BOLLING: Is it? Is it? Is that unfair?
BOLLING: Is that hyperbolic? Is this hyperbole Dee-Dee or is this happening?
BENKIE: No, it's not. And how dare you Mark even think about that because Shariah law in inching, millimeter, whatever, having anything to do with being able to stone women to death, being able to run over, to be able to treat us like dogs. How dare you even think about that this is even --
HILL: But I didn't say that --
BENKIE: Yes you did.
DIETL: Well, you know what, we're on the same page here, because when you commit a crime in this great country of America, you should be tried like everyone else. This is not Afghanistan, this is not Iraq, this is America. We have our laws here and women are protected. They cannot be beat up because of your Shariah law, Mr. Muslim guys there in Muslimland.

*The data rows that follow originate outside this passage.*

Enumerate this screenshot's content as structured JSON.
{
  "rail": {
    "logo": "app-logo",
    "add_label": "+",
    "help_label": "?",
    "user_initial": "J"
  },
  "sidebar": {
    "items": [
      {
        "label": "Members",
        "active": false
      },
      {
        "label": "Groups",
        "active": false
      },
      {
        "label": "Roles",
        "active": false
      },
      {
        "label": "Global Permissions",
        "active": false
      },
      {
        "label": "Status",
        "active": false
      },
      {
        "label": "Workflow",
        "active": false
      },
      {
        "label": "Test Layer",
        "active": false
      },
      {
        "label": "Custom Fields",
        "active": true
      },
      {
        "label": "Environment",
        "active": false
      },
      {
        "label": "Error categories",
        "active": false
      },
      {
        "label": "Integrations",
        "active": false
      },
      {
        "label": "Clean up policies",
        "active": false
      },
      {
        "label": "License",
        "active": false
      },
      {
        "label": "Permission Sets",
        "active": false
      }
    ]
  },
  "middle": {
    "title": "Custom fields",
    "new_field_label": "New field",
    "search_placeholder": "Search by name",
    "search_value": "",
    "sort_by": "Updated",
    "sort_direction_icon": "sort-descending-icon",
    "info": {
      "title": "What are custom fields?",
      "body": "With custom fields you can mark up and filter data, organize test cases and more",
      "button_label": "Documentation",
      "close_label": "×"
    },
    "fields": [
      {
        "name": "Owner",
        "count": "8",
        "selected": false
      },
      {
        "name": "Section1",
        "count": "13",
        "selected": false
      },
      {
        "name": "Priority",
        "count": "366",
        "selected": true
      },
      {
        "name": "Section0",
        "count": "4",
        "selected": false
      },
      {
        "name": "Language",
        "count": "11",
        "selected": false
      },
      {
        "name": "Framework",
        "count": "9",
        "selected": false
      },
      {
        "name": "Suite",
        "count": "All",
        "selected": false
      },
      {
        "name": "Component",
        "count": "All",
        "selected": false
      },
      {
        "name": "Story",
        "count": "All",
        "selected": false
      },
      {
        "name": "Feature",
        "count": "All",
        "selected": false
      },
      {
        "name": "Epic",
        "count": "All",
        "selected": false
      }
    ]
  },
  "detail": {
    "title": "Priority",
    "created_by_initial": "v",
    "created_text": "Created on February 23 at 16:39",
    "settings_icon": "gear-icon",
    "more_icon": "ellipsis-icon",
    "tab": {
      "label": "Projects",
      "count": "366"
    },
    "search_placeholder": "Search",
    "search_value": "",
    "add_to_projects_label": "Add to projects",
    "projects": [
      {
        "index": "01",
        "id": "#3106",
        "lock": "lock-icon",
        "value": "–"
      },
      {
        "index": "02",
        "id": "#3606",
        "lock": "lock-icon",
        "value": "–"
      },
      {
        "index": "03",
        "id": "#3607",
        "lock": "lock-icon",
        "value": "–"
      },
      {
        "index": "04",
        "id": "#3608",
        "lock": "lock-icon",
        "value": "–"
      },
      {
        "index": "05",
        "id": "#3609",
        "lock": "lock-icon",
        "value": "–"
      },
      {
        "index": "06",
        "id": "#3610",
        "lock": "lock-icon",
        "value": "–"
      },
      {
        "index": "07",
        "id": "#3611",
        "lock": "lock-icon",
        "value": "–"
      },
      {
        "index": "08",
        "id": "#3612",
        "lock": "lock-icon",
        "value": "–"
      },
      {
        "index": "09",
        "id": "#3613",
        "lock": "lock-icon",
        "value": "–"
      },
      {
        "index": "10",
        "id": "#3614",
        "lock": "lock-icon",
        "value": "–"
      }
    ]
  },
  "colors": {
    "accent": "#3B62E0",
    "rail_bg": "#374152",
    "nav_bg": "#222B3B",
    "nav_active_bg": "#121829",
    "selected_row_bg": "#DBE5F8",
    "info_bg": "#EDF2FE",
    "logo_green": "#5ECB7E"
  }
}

And it ain't going to happen here. When you go before a judge, a judge will convict you for assault if you assault the woman, if you assault your wife, even under your aba daba law there. They say you can do it, you can't do it in America.
BOLLING: I am not sure about aba daba law, but I am sure that at some point there are going to be juries who say: "Well, it's part of their culture so I have to give a little bit of leniency." Whether it is stated by the judge, defendant or not, eventually it is going to work its way into our culture.
DIETL: The only thing that could happen. Here is what could happen. We could have judges who are from the Islam, could become judges in America and then they can start weighing these cases out and start to understand it under the Shariah law.
BOLLING: Very quickly. We have a judge right across the river, Chris Christie is appointing a Muslim judge, and this may or may not happen, he may have a completely objective view on American case law. It remains to be seen. We'll keep our eye on it.